◆ Task goal:
Tally the lines below that contain the word "JSON". Only the number should be returned.

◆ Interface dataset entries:
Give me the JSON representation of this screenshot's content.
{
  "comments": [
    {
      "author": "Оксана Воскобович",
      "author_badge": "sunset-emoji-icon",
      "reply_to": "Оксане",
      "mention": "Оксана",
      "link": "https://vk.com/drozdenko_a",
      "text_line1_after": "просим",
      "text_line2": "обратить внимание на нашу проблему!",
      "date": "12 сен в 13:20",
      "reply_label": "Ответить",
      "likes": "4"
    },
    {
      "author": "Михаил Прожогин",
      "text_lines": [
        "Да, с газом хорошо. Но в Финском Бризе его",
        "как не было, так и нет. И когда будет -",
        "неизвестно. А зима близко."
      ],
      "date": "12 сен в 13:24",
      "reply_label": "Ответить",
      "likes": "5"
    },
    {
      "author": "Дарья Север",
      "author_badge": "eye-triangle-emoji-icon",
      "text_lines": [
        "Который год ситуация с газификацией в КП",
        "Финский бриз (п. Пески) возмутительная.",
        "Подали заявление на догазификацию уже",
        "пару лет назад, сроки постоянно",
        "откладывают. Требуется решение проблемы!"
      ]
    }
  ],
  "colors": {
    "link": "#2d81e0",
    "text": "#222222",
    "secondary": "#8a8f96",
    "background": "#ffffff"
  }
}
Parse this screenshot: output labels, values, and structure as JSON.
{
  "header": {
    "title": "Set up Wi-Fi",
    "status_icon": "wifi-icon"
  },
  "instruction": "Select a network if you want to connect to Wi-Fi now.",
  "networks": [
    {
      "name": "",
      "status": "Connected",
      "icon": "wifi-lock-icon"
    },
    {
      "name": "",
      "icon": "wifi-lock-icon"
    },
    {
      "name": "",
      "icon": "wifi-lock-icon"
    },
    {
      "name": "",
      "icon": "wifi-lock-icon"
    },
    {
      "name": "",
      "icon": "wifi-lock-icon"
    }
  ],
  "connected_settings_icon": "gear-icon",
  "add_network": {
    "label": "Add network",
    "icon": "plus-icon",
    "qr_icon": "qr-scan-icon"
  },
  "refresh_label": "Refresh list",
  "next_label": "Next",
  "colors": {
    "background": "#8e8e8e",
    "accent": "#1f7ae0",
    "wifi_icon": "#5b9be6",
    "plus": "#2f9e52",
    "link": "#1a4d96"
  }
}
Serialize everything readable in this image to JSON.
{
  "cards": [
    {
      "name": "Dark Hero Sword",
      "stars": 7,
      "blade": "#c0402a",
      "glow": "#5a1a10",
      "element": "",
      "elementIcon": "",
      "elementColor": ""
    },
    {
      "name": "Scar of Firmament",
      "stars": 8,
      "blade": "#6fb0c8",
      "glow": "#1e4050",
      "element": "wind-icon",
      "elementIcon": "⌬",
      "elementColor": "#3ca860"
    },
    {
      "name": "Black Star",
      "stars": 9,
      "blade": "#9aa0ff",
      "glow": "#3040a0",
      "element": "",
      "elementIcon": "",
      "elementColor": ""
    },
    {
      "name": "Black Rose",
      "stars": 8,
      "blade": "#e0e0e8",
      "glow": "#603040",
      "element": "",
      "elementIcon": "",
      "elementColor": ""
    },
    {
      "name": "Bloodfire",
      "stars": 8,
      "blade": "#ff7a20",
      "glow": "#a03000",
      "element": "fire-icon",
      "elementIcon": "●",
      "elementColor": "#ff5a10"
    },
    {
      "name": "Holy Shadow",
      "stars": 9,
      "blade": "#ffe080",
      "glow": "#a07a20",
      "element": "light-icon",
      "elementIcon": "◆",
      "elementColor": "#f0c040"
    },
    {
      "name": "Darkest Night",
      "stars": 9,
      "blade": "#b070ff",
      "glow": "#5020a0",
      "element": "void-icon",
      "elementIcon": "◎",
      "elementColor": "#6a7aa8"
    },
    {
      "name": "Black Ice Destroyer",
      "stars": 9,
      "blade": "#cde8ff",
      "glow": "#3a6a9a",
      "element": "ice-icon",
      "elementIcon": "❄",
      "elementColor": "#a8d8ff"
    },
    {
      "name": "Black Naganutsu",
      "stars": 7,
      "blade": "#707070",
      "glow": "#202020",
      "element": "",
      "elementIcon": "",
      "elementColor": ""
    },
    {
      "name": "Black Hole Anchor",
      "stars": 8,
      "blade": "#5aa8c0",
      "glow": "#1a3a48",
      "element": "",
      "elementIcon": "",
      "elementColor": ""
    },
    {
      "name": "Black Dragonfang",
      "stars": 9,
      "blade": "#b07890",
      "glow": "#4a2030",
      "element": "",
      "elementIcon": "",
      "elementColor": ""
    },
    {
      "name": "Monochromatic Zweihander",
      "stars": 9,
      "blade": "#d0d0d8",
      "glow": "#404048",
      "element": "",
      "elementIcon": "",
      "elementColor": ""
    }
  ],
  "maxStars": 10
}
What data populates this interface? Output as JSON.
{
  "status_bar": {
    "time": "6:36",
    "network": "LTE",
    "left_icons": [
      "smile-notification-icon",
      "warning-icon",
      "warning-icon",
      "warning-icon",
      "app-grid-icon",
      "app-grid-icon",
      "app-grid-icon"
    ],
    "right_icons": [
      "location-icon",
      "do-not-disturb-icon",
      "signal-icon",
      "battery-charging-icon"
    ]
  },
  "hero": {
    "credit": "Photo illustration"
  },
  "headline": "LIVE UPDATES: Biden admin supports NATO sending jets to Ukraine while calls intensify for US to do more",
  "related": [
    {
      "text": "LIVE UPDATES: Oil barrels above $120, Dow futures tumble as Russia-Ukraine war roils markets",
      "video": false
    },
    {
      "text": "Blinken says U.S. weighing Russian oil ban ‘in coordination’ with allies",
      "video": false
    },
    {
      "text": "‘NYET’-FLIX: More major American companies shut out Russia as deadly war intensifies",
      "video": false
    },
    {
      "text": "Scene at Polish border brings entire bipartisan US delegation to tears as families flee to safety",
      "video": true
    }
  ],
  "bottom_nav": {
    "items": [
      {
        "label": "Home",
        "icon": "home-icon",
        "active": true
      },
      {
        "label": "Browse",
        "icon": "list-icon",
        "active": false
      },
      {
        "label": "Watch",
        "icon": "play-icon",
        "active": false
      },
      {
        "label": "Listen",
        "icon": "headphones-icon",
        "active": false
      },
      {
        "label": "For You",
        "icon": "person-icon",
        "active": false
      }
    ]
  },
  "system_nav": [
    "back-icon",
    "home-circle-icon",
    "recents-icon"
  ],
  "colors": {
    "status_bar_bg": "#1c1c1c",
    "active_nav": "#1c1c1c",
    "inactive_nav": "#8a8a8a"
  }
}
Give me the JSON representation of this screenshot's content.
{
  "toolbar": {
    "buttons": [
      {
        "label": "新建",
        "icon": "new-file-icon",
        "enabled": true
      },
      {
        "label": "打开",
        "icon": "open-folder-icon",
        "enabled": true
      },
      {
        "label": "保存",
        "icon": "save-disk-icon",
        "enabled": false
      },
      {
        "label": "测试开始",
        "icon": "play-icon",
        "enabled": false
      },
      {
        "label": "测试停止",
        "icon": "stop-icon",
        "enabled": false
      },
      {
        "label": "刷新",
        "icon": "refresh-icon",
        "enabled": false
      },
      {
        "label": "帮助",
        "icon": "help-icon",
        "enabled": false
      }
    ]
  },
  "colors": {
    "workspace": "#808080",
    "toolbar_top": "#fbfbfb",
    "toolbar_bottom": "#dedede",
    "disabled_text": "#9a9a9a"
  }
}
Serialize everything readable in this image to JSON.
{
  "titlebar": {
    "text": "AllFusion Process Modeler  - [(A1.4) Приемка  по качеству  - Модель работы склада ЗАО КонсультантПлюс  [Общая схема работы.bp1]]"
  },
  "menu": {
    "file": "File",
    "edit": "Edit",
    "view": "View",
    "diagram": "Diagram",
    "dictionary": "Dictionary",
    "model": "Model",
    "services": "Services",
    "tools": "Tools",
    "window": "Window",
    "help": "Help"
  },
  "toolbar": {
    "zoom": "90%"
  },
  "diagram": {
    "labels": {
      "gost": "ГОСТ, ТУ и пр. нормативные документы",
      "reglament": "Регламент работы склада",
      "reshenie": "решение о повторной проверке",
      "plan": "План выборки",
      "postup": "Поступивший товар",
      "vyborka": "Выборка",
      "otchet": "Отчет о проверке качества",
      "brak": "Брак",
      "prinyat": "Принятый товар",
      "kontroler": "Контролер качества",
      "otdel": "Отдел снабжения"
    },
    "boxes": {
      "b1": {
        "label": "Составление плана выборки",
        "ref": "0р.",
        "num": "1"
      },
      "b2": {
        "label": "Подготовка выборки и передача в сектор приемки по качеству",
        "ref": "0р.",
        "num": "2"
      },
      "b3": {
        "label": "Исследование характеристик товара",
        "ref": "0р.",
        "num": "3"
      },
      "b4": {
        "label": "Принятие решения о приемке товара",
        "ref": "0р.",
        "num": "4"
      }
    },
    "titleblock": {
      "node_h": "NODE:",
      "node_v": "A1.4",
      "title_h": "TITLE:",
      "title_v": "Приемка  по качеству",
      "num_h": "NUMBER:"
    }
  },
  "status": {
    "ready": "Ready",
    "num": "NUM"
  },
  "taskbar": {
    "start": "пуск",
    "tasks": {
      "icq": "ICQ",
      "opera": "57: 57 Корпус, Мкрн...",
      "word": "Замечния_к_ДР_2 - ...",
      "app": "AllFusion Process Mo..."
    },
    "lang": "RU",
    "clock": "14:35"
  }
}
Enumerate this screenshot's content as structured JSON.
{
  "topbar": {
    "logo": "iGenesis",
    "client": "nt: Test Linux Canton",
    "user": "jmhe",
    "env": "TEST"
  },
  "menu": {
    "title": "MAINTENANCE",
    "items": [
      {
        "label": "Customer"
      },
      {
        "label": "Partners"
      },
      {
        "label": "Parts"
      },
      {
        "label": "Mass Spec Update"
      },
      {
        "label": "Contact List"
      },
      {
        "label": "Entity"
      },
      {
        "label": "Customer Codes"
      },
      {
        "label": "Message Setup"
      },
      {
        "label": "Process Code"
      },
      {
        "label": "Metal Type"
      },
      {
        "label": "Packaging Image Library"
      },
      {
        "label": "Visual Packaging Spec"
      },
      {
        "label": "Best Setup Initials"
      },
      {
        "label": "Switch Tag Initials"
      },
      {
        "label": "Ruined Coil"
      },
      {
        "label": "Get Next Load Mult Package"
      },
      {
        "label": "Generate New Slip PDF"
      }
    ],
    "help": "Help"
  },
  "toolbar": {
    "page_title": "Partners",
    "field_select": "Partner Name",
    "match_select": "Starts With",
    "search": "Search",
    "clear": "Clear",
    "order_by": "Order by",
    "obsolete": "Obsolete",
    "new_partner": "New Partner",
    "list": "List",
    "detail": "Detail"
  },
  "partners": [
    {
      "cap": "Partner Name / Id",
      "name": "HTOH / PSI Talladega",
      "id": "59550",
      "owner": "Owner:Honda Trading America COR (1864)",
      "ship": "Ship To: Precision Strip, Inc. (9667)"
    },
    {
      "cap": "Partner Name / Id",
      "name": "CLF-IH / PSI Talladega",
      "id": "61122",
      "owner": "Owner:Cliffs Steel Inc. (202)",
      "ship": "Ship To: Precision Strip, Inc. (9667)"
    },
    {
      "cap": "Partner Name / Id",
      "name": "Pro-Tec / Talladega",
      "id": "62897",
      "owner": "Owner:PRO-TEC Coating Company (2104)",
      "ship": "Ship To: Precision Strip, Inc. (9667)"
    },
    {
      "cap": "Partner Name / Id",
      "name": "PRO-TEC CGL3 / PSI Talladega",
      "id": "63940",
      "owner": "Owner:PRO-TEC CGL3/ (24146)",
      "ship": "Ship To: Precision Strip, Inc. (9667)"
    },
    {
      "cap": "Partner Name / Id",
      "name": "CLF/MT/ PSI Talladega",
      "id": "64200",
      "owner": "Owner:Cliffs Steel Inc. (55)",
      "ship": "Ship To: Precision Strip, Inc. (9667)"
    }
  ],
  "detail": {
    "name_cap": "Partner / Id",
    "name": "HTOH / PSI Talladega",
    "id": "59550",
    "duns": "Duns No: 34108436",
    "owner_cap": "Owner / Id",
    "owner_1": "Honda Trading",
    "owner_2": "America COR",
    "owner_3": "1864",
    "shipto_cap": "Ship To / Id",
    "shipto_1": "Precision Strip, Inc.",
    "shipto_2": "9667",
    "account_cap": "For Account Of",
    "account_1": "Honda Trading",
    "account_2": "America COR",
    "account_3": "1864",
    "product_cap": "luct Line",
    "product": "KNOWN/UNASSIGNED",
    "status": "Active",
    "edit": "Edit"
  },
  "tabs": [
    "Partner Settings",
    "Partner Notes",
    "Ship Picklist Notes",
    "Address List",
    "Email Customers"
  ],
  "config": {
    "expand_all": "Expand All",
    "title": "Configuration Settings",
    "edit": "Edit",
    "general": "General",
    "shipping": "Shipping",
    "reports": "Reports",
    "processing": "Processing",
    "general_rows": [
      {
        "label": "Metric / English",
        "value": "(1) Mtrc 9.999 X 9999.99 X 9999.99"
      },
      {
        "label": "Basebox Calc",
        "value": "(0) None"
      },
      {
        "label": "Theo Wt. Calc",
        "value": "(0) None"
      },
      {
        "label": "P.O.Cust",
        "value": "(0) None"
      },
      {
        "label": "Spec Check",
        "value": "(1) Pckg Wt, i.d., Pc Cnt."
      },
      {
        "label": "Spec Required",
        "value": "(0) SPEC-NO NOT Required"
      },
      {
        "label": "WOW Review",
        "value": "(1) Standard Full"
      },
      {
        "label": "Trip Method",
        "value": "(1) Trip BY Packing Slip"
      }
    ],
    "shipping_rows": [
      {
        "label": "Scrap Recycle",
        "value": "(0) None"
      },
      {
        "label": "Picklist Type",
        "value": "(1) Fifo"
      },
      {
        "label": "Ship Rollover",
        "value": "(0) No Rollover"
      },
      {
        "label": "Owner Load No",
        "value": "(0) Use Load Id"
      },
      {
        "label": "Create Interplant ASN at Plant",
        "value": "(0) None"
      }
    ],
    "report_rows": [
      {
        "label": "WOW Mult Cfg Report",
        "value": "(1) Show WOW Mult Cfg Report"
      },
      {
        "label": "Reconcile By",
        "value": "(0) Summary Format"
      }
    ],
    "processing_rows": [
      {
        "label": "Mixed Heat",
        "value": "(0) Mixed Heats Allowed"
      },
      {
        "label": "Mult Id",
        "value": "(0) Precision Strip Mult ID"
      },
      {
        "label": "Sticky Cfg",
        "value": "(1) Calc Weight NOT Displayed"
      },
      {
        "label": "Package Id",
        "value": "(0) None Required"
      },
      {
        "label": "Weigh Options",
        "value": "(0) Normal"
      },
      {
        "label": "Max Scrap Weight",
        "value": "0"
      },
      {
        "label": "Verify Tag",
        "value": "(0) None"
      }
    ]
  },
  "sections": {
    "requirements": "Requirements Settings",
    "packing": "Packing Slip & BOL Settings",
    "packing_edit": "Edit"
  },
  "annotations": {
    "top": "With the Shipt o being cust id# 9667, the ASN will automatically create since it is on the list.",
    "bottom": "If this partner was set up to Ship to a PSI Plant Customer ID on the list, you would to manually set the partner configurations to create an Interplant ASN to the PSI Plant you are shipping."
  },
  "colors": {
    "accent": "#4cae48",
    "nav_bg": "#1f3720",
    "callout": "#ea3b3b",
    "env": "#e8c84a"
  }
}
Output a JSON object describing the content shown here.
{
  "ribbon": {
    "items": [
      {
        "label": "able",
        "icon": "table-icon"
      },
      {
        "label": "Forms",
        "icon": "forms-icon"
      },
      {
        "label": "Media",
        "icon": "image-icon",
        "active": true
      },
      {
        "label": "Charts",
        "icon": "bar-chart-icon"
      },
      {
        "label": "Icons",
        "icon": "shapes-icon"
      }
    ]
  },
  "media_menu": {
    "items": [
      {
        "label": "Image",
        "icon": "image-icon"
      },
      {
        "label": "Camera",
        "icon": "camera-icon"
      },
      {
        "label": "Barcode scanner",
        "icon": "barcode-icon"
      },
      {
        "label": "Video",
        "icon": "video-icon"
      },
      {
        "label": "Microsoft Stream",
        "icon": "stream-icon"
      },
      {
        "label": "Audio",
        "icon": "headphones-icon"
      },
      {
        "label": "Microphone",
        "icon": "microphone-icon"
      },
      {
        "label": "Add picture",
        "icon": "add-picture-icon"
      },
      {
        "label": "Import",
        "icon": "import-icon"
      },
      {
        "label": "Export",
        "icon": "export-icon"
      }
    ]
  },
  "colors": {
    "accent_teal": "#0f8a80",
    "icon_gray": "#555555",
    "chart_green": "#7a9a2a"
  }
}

◆ Task answer:
8